▶ **Work order**
The records that follow are to be repeated exactly, in full.

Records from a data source
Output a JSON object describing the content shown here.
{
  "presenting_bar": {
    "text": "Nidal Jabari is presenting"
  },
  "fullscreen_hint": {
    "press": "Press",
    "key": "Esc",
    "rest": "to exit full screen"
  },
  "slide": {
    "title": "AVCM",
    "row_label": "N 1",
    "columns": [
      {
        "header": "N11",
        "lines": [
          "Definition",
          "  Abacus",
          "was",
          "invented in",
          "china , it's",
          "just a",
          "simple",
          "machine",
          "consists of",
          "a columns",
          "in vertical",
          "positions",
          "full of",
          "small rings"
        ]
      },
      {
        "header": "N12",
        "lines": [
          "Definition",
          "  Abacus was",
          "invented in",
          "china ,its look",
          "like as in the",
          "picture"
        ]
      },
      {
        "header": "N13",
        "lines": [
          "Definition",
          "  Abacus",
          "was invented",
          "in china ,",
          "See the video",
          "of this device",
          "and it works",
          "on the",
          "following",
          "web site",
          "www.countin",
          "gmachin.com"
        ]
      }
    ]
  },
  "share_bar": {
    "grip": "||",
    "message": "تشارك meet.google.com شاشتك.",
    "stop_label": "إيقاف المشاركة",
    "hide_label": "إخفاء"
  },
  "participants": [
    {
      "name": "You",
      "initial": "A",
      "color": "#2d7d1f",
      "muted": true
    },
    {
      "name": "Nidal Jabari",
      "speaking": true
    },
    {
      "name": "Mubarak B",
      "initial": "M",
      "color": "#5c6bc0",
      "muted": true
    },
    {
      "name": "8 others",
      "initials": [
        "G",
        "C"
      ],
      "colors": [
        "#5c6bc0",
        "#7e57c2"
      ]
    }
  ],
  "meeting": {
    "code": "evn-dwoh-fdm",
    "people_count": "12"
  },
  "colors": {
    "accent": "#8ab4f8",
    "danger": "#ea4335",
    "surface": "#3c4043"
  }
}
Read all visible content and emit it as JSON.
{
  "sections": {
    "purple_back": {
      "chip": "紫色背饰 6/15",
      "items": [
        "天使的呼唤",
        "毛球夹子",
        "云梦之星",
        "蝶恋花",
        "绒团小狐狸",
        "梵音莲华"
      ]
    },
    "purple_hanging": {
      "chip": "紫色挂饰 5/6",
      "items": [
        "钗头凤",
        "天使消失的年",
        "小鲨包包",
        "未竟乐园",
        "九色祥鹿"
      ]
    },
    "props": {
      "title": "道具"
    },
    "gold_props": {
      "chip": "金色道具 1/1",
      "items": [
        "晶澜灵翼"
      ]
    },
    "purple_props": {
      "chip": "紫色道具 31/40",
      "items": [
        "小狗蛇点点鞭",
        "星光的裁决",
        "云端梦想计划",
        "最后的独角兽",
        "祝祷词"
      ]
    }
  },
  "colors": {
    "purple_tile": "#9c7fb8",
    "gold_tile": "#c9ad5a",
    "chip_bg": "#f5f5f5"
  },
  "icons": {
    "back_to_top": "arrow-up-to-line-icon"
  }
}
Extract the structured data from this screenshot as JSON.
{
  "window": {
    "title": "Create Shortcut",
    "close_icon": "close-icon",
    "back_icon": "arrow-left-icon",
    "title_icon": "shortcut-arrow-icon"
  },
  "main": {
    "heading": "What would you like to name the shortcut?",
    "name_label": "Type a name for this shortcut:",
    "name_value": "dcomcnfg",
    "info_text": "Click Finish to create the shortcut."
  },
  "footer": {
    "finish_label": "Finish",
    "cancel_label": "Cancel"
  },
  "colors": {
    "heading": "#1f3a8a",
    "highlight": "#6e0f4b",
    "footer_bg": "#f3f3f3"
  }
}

▶ **Answer area**
Output a JSON object describing the content shown here.
{
  "presenting_bar": {
    "text": "Nidal Jabari is presenting"
  },
  "fullscreen_hint": {
    "press": "Press",
    "key": "Esc",
    "rest": "to exit full screen"
  },
  "slide": {
    "title": "AVCM",
    "row_label": "N 1",
    "columns": [
      {
        "header": "N11",
        "lines": [
          "Definition",
          "  Abacus",
          "was",
          "invented in",
          "china , it's",
          "just a",
          "simple",
          "machine",
          "consists of",
          "a columns",
          "in vertical",
          "positions",
          "full of",
          "small rings"
        ]
      },
      {
        "header": "N12",
        "lines": [
          "Definition",
          "  Abacus was",
          "invented in",
          "china ,its look",
          "like as in the",
          "picture"
        ]
      },
      {
        "header": "N13",
        "lines": [
          "Definition",
          "  Abacus",
          "was invented",
          "in china ,",
          "See the video",
          "of this device",
          "and it works",
          "on the",
          "following",
          "web site",
          "www.countin",
          "gmachin.com"
        ]
      }
    ]
  },
  "share_bar": {
    "grip": "||",
    "message": "تشارك meet.google.com شاشتك.",
    "stop_label": "إيقاف المشاركة",
    "hide_label": "إخفاء"
  },
  "participants": [
    {
      "name": "You",
      "initial": "A",
      "color": "#2d7d1f",
      "muted": true
    },
    {
      "name": "Nidal Jabari",
      "speaking": true
    },
    {
      "name": "Mubarak B",
      "initial": "M",
      "color": "#5c6bc0",
      "muted": true
    },
    {
      "name": "8 others",
      "initials": [
        "G",
        "C"
      ],
      "colors": [
        "#5c6bc0",
        "#7e57c2"
      ]
    }
  ],
  "meeting": {
    "code": "evn-dwoh-fdm",
    "people_count": "12"
  },
  "colors": {
    "accent": "#8ab4f8",
    "danger": "#ea4335",
    "surface": "#3c4043"
  }
}
Read all visible content and emit it as JSON.
{
  "sections": {
    "purple_back": {
      "chip": "紫色背饰 6/15",
      "items": [
        "天使的呼唤",
        "毛球夹子",
        "云梦之星",
        "蝶恋花",
        "绒团小狐狸",
        "梵音莲华"
      ]
    },
    "purple_hanging": {
      "chip": "紫色挂饰 5/6",
      "items": [
        "钗头凤",
        "天使消失的年",
        "小鲨包包",
        "未竟乐园",
        "九色祥鹿"
      ]
    },
    "props": {
      "title": "道具"
    },
    "gold_props": {
      "chip": "金色道具 1/1",
      "items": [
        "晶澜灵翼"
      ]
    },
    "purple_props": {
      "chip": "紫色道具 31/40",
      "items": [
        "小狗蛇点点鞭",
        "星光的裁决",
        "云端梦想计划",
        "最后的独角兽",
        "祝祷词"
      ]
    }
  },
  "colors": {
    "purple_tile": "#9c7fb8",
    "gold_tile": "#c9ad5a",
    "chip_bg": "#f5f5f5"
  },
  "icons": {
    "back_to_top": "arrow-up-to-line-icon"
  }
}
Extract the structured data from this screenshot as JSON.
{
  "window": {
    "title": "Create Shortcut",
    "close_icon": "close-icon",
    "back_icon": "arrow-left-icon",
    "title_icon": "shortcut-arrow-icon"
  },
  "main": {
    "heading": "What would you like to name the shortcut?",
    "name_label": "Type a name for this shortcut:",
    "name_value": "dcomcnfg",
    "info_text": "Click Finish to create the shortcut."
  },
  "footer": {
    "finish_label": "Finish",
    "cancel_label": "Cancel"
  },
  "colors": {
    "heading": "#1f3a8a",
    "highlight": "#6e0f4b",
    "footer_bg": "#f3f3f3"
  }
}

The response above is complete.